    int i = (int)o1;

    // CASE 2 *****
    // This wont work because o2 is not an int so we need 
    // to have an is oprerator before the actual cast
    object o2 = "1";
    int j;

    if (o2 is int)
        j = (int)o2;

    // CASE 3 *****
    // We can never know what is the atual type of 
    // an object at runtime so its always better to use 
    // is operator, rewriting the first case
    object o3 = 1;
    int k;

    if (o3 is int)
        k = (int)o3;

Case 1 in the above code snippet will throw an exception is o1 is assigned to some type that is not int. the other 2 cases are exception safe and will only perform the cast if the types are compatible for casting.

There is one small performance issue in using is operator. Case 3 in above code snippet will work fine but it involves accessing the object twice. Once for checking the compatibility i.e. the is operator and secondly to actually extracting out the value i.e. casting. can we not have something like – “Check the compatibility and if compatible perform the cast” in one single operation. That is where the as operator comes in picture.

The as operator checks the compatibility and if its OK it will perform the cast too. If the cast is not compatible or unsuccessful then the result will be null. so the above cast can be rewritten using the as operator

object o3 = 1;
int? k = o3 as int?;

if (k != null)
    //use k for whatever we want to

Note: The important thing to note here is that the as operator can only be used with reference types. This is the reason we used nullable int in the above example.

So if we need to have an exception safe casting, we can use is or as operator. We should use is operator if the target type is a value type and as operator if the target type is a reference type.

User defined conversions

C# also provides the flexibility for defining conversions on classes and structs so that they can be converted to and from other. The conversion operators simply contains the logic of how the conversion should happen. We can define these conversion operators to be implicit or explicit. If we define them implicit the conversion will happen without needing as explicit cast. if we define it as explicit the casting will be required.

Let us try to see how we can implement these conversion operations. Let us implement a small class Rational to hold rational number. We will then define two conversion operations. Int to Rational (an implicit conversion) and Rational to double (an explicit conversion).

class Rational
    int numerator;
    int denominator;

    public Rational(int num, int den)
        numerator = num;
        denominator = den;

    public static implicit operator Rational(int i)
        // since the rational equivalant of an int has 1 as denominator
        Rational rational = new Rational(i, 1);

        return rational;

    public static explicit operator double(Rational r)
        double result = ((double)r.numerator) / r.denominator;
        return result;


And now let us see how we can use these conversion operators to perform actual conversions.

static void Main(string[] args)
    // Conversion from int to rational is implicit
    Rational r1 = 23;

    // Conversion from rational to double is explicit
    Rational r2 = new Rational(3, 2);
    double d = (double)r2;

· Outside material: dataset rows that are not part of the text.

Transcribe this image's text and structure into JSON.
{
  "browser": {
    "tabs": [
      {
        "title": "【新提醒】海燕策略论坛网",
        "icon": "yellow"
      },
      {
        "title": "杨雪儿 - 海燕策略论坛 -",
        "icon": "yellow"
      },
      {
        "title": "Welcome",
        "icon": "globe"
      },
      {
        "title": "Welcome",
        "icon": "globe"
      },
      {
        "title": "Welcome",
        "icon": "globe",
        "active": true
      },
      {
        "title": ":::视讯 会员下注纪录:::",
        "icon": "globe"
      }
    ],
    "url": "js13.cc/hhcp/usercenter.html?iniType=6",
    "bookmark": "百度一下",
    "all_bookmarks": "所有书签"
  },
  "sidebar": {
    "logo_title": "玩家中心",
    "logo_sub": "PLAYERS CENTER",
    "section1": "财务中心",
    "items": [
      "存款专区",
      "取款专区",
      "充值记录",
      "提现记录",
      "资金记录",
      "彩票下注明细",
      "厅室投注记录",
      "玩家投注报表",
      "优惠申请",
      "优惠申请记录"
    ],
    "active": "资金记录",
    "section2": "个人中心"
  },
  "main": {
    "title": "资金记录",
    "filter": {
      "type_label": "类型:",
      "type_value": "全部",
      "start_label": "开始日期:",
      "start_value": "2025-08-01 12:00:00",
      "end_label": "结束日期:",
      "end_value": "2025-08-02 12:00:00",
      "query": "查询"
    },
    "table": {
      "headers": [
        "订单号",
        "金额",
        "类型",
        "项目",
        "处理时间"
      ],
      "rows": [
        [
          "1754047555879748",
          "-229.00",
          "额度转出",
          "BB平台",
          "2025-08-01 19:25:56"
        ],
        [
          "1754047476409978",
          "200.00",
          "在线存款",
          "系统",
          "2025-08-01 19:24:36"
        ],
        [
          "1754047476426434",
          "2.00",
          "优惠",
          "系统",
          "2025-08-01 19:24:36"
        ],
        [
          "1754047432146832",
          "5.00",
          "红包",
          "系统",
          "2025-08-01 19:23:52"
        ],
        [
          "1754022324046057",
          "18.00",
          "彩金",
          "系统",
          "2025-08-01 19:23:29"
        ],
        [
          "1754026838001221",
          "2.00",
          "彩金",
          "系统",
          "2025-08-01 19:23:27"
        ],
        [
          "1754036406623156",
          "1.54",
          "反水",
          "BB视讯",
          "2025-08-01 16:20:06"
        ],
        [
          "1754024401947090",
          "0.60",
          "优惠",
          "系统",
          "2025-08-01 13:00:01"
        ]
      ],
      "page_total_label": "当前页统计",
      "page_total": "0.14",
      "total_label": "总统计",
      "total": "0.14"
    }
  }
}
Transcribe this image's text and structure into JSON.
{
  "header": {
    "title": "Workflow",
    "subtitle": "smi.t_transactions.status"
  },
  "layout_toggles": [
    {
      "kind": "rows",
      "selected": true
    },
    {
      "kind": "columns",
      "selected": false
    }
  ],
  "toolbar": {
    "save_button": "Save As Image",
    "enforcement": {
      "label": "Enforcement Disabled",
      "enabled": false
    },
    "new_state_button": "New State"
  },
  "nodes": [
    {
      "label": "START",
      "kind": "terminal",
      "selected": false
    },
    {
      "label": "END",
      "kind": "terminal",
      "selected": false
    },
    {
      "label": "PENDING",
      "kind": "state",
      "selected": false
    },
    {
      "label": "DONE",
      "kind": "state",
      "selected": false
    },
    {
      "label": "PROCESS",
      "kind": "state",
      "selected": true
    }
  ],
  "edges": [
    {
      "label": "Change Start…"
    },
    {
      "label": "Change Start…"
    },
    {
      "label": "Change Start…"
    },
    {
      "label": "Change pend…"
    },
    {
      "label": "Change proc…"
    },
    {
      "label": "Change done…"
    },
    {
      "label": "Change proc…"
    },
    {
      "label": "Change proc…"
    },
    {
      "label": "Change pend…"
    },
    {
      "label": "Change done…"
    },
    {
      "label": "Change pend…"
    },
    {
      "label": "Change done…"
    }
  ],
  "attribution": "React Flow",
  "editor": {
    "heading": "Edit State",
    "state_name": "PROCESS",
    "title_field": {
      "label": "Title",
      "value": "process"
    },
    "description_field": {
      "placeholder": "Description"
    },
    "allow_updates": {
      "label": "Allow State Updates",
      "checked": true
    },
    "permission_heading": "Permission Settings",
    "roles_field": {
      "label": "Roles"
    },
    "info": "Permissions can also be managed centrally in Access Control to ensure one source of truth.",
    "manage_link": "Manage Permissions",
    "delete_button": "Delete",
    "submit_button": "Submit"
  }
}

Before wrapping up, there is one more thing that the beginners should be aware of. there are a lot of helper classes and helper functions available in C# to perform the frequently needed conversions. It is always a good idea to refer to the documentation to achieve the desired conversions before putting in the code for conversions. Following code snippet shows how we can convert string to int using Convert class.

static void Main(string[] args)
    string s = "123";

        int i = Convert.ToInt32(s);
    catch (Exception ex)
        // Pokemon exception handling, ideally rectification 
        // code and logging should be done here

Point of interest

Conversion from one type to another is inevitable in any programming language. Knowing the basics about conversions will let us use the right approach in the right scenario. This small article discussed the same about C#. This has been written for the beginners so some of the experienced programmers could find this article futile. nevertheless, I hope this has been informative.

Download sample code for this article: castingCodeSnippets